Overwork and poor morale 'could prompt exodus of doctors from Northern Ireland'
Low morale and increasing pressure could lead to doctors leaving Northern Ireland, a senior doctor will warn today.
Over 70% of consultants here said their morale was low or worse, while four out of five doctors felt they didn't have enough time for ongoing learning and development, according to British Medical Association (BMA) official Dr John D Woods.
He will say the current situation in healthcare needs to change to prevent doctors seeking better working conditions elsewhere.
Dr Woods, who is the BMA's Northern Ireland council chair, is to address the BMA annual conference taking place in Brighton.
His speech will set out concerns over morale in the profession.
He will say: "This year the BMA asked doctors in Northern Ireland about their working lives and the findings have been revealing.
"Doctors feel under pressure in a way in which I don't think they have felt ever before.
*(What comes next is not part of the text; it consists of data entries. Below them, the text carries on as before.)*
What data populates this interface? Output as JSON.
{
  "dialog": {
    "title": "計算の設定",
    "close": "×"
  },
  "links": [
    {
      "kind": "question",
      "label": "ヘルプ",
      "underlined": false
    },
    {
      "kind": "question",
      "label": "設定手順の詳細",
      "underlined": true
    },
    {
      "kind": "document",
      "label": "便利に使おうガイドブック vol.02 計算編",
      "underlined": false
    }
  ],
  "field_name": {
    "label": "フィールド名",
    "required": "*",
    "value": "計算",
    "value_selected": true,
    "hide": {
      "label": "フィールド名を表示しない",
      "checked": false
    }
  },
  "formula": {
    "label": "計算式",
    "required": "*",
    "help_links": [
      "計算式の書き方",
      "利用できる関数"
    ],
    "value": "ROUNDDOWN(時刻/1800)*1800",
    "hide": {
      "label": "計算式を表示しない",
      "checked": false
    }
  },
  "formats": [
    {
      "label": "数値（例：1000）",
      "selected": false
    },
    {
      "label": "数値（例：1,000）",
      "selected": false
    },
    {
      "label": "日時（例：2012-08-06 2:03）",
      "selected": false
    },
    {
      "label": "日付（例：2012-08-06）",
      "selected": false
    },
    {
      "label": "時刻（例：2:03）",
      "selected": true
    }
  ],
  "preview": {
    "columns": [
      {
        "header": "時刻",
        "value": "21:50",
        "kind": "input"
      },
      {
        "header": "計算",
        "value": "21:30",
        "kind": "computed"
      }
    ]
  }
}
Seventy per cent of consultants that we surveyed said their morale was either low or worse.
"Over half felt control over how they work had decreased in the last five years.
"Forty-three per cent of junior doctors said there were long-term gaps in their rotas meaning they were under pressure to work additional hours.
"All of our surveys indicate that our doctors have workloads that prevent them having a proper work/life balance, and 60% of doctors think there are better opportunities to work as a doctor outside of Northern Ireland."
Talking about how the situation could be addressed, Dr Woods said the Department of Health's workforce strategy had the potential to improve doctors' working lives as long as there was also long-term, recurrent funding.
He added: "We need a local Assembly and a local Health Minister.
"Over 500 days without a government is too long."
Dr Woods also expressed concerns about the proposal in the O'Hara Inquiry report, which examined hyponatraemia deaths, to stop foundation year doctors from working with children.
He added: "If we exclude junior doctors from the earliest stages of training in paediatrics, how will the specialty be maintained?
"Paediatrics is a specialty which in Northern Ireland already has significant difficulties in recruiting, with 10% of our training posts for future consultants not being filled.
"We want to encourage, not discourage, doctors to specialise in the care of children. The key is appropriate supervision of doctors in training, not a ban on participation."
The BMA's annual representative meeting debates policy and issues faced by the medical profession.